§ **What is being asked**:
An image-free, exact copy of the records below is required.

Records from a collection
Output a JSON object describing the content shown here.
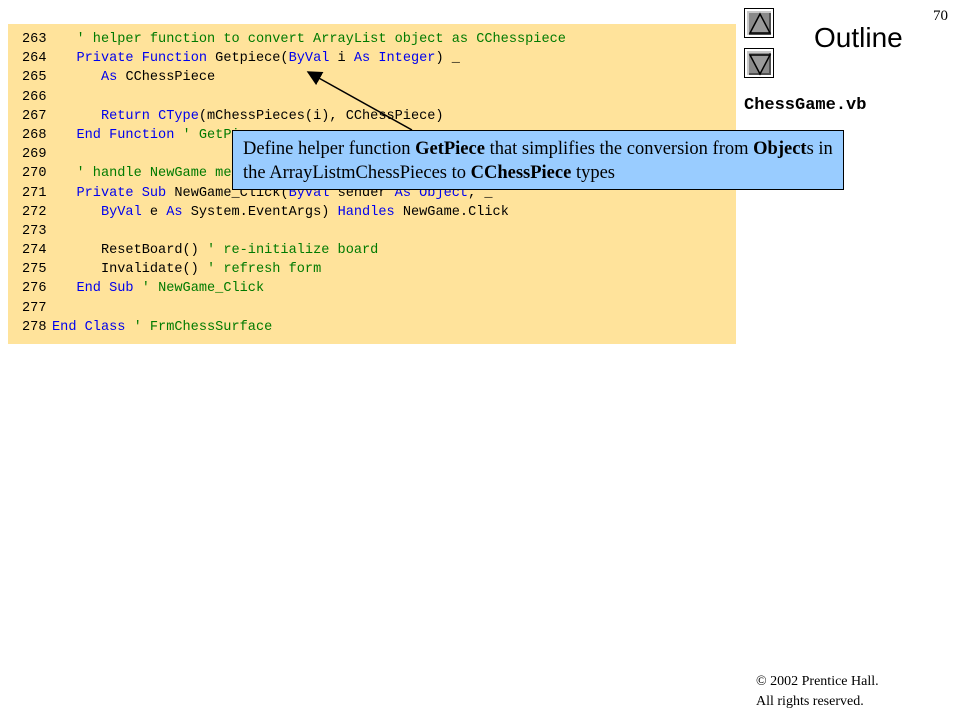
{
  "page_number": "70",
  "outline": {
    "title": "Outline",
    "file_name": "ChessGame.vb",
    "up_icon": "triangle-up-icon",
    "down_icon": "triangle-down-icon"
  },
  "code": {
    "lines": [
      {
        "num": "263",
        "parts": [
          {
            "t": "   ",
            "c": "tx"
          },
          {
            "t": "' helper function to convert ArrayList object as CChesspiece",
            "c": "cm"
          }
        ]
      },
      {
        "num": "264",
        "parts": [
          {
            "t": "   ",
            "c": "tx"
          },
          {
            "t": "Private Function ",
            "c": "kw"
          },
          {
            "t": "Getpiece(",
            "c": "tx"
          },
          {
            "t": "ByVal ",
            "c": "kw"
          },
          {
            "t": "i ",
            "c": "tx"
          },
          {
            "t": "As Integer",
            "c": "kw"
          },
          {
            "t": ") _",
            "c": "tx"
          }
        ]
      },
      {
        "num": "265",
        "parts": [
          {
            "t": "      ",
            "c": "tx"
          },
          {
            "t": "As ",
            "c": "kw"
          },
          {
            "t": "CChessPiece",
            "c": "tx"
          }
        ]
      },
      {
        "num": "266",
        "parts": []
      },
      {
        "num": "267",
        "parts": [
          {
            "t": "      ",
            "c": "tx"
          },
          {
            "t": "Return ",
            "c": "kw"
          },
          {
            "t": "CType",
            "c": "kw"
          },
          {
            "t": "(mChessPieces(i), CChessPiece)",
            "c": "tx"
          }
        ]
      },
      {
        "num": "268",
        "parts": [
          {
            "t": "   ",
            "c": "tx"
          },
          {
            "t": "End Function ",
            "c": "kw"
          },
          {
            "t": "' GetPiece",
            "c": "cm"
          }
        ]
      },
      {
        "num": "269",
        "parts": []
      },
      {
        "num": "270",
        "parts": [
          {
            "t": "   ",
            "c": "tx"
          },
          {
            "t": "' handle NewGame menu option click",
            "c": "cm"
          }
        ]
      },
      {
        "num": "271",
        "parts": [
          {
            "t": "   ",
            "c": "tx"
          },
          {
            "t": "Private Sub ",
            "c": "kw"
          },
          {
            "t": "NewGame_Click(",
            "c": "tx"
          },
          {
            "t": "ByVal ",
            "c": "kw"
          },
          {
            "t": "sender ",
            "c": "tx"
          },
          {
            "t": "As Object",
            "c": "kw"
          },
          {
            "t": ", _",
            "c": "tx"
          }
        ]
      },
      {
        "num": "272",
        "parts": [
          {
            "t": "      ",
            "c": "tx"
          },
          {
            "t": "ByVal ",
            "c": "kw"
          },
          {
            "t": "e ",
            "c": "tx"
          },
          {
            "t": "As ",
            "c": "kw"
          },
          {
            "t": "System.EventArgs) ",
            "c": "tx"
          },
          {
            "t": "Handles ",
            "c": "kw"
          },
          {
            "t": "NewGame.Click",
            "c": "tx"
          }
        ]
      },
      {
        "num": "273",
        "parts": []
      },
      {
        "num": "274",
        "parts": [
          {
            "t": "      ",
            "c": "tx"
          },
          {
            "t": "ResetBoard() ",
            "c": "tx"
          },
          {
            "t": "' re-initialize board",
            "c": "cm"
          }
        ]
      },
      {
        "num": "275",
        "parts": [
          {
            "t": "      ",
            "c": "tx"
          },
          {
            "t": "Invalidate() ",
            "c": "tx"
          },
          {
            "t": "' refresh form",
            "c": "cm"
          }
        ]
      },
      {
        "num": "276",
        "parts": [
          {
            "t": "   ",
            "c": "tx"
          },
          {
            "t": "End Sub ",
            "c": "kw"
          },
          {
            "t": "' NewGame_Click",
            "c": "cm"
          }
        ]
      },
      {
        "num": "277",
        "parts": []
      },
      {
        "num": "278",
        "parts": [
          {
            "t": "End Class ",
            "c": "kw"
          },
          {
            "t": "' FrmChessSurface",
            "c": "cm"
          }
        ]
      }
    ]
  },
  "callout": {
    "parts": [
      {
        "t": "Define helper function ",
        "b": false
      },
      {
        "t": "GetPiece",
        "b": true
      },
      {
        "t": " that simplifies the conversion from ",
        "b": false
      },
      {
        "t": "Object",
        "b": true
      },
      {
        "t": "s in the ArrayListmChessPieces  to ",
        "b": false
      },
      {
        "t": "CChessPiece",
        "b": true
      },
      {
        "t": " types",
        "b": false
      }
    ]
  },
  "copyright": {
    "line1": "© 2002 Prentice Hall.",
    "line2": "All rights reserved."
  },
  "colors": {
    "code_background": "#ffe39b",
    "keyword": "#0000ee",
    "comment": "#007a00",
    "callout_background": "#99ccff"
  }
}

§ **Output**:
Output a JSON object describing the content shown here.
{
  "page_number": "70",
  "outline": {
    "title": "Outline",
    "file_name": "ChessGame.vb",
    "up_icon": "triangle-up-icon",
    "down_icon": "triangle-down-icon"
  },
  "code": {
    "lines": [
      {
        "num": "263",
        "parts": [
          {
            "t": "   ",
            "c": "tx"
          },
          {
            "t": "' helper function to convert ArrayList object as CChesspiece",
            "c": "cm"
          }
        ]
      },
      {
        "num": "264",
        "parts": [
          {
            "t": "   ",
            "c": "tx"
          },
          {
            "t": "Private Function ",
            "c": "kw"
          },
          {
            "t": "Getpiece(",
            "c": "tx"
          },
          {
            "t": "ByVal ",
            "c": "kw"
          },
          {
            "t": "i ",
            "c": "tx"
          },
          {
            "t": "As Integer",
            "c": "kw"
          },
          {
            "t": ") _",
            "c": "tx"
          }
        ]
      },
      {
        "num": "265",
        "parts": [
          {
            "t": "      ",
            "c": "tx"
          },
          {
            "t": "As ",
            "c": "kw"
          },
          {
            "t": "CChessPiece",
            "c": "tx"
          }
        ]
      },
      {
        "num": "266",
        "parts": []
      },
      {
        "num": "267",
        "parts": [
          {
            "t": "      ",
            "c": "tx"
          },
          {
            "t": "Return ",
            "c": "kw"
          },
          {
            "t": "CType",
            "c": "kw"
          },
          {
            "t": "(mChessPieces(i), CChessPiece)",
            "c": "tx"
          }
        ]
      },
      {
        "num": "268",
        "parts": [
          {
            "t": "   ",
            "c": "tx"
          },
          {
            "t": "End Function ",
            "c": "kw"
          },
          {
            "t": "' GetPiece",
            "c": "cm"
          }
        ]
      },
      {
        "num": "269",
        "parts": []
      },
      {
        "num": "270",
        "parts": [
          {
            "t": "   ",
            "c": "tx"
          },
          {
            "t": "' handle NewGame menu option click",
            "c": "cm"
          }
        ]
      },
      {
        "num": "271",
        "parts": [
          {
            "t": "   ",
            "c": "tx"
          },
          {
            "t": "Private Sub ",
            "c": "kw"
          },
          {
            "t": "NewGame_Click(",
            "c": "tx"
          },
          {
            "t": "ByVal ",
            "c": "kw"
          },
          {
            "t": "sender ",
            "c": "tx"
          },
          {
            "t": "As Object",
            "c": "kw"
          },
          {
            "t": ", _",
            "c": "tx"
          }
        ]
      },
      {
        "num": "272",
        "parts": [
          {
            "t": "      ",
            "c": "tx"
          },
          {
            "t": "ByVal ",
            "c": "kw"
          },
          {
            "t": "e ",
            "c": "tx"
          },
          {
            "t": "As ",
            "c": "kw"
          },
          {
            "t": "System.EventArgs) ",
            "c": "tx"
          },
          {
            "t": "Handles ",
            "c": "kw"
          },
          {
            "t": "NewGame.Click",
            "c": "tx"
          }
        ]
      },
      {
        "num": "273",
        "parts": []
      },
      {
        "num": "274",
        "parts": [
          {
            "t": "      ",
            "c": "tx"
          },
          {
            "t": "ResetBoard() ",
            "c": "tx"
          },
          {
            "t": "' re-initialize board",
            "c": "cm"
          }
        ]
      },
      {
        "num": "275",
        "parts": [
          {
            "t": "      ",
            "c": "tx"
          },
          {
            "t": "Invalidate() ",
            "c": "tx"
          },
          {
            "t": "' refresh form",
            "c": "cm"
          }
        ]
      },
      {
        "num": "276",
        "parts": [
          {
            "t": "   ",
            "c": "tx"
          },
          {
            "t": "End Sub ",
            "c": "kw"
          },
          {
            "t": "' NewGame_Click",
            "c": "cm"
          }
        ]
      },
      {
        "num": "277",
        "parts": []
      },
      {
        "num": "278",
        "parts": [
          {
            "t": "End Class ",
            "c": "kw"
          },
          {
            "t": "' FrmChessSurface",
            "c": "cm"
          }
        ]
      }
    ]
  },
  "callout": {
    "parts": [
      {
        "t": "Define helper function ",
        "b": false
      },
      {
        "t": "GetPiece",
        "b": true
      },
      {
        "t": " that simplifies the conversion from ",
        "b": false
      },
      {
        "t": "Object",
        "b": true
      },
      {
        "t": "s in the ArrayListmChessPieces  to ",
        "b": false
      },
      {
        "t": "CChessPiece",
        "b": true
      },
      {
        "t": " types",
        "b": false
      }
    ]
  },
  "copyright": {
    "line1": "© 2002 Prentice Hall.",
    "line2": "All rights reserved."
  },
  "colors": {
    "code_background": "#ffe39b",
    "keyword": "#0000ee",
    "comment": "#007a00",
    "callout_background": "#99ccff"
  }
}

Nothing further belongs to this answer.